+++ Task inputs

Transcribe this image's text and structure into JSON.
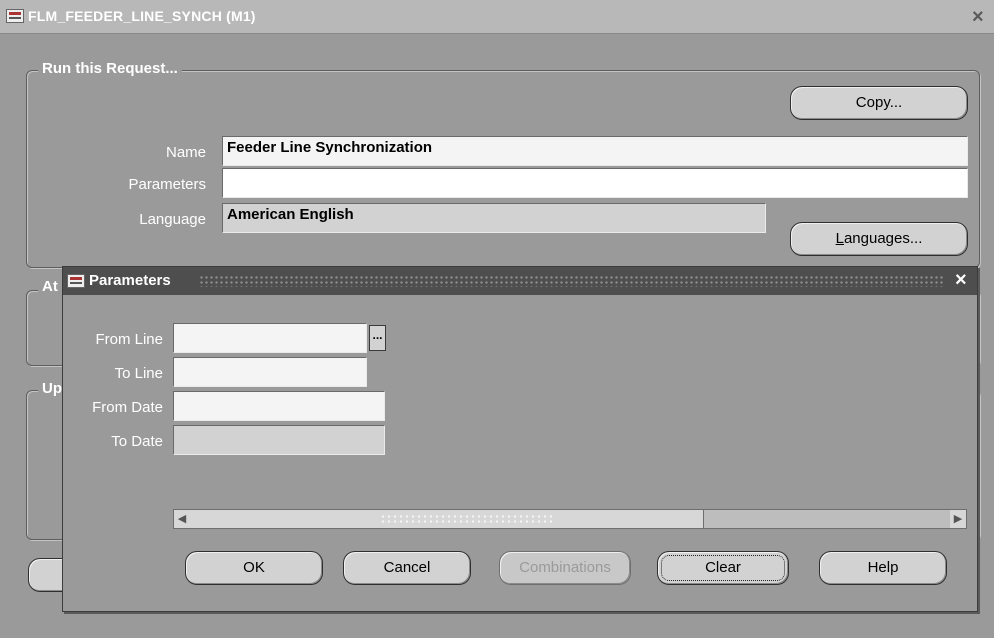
{
  "window": {
    "title": "FLM_FEEDER_LINE_SYNCH (M1)",
    "close_icon": "×"
  },
  "request_frame": {
    "legend": "Run this Request...",
    "copy_button": "Copy...",
    "name_label": "Name",
    "name_value": "Feeder Line Synchronization",
    "parameters_label": "Parameters",
    "parameters_value": "",
    "language_label": "Language",
    "language_value": "American English",
    "languages_button_prefix": "",
    "languages_button_accel": "L",
    "languages_button_rest": "anguages..."
  },
  "hidden_frames": {
    "at_frame_legend": "At",
    "up_frame_legend": "Up"
  },
  "parameters_dialog": {
    "title": "Parameters",
    "close_icon": "×",
    "lov_icon": "...",
    "fields": [
      {
        "label": "From Line",
        "value": ""
      },
      {
        "label": "To Line",
        "value": ""
      },
      {
        "label": "From Date",
        "value": ""
      },
      {
        "label": "To Date",
        "value": ""
      }
    ],
    "scroll_left_icon": "◀",
    "scroll_right_icon": "▶",
    "buttons": {
      "ok": "OK",
      "cancel": "Cancel",
      "combinations": "Combinations",
      "clear": "Clear",
      "help": "Help"
    }
  }
}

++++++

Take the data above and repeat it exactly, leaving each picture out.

_Output of the task_.
Transcribe this image's text and structure into JSON.
{
  "window": {
    "title": "FLM_FEEDER_LINE_SYNCH (M1)",
    "close_icon": "×"
  },
  "request_frame": {
    "legend": "Run this Request...",
    "copy_button": "Copy...",
    "name_label": "Name",
    "name_value": "Feeder Line Synchronization",
    "parameters_label": "Parameters",
    "parameters_value": "",
    "language_label": "Language",
    "language_value": "American English",
    "languages_button_prefix": "",
    "languages_button_accel": "L",
    "languages_button_rest": "anguages..."
  },
  "hidden_frames": {
    "at_frame_legend": "At",
    "up_frame_legend": "Up"
  },
  "parameters_dialog": {
    "title": "Parameters",
    "close_icon": "×",
    "lov_icon": "...",
    "fields": [
      {
        "label": "From Line",
        "value": ""
      },
      {
        "label": "To Line",
        "value": ""
      },
      {
        "label": "From Date",
        "value": ""
      },
      {
        "label": "To Date",
        "value": ""
      }
    ],
    "scroll_left_icon": "◀",
    "scroll_right_icon": "▶",
    "buttons": {
      "ok": "OK",
      "cancel": "Cancel",
      "combinations": "Combinations",
      "clear": "Clear",
      "help": "Help"
    }
  }
}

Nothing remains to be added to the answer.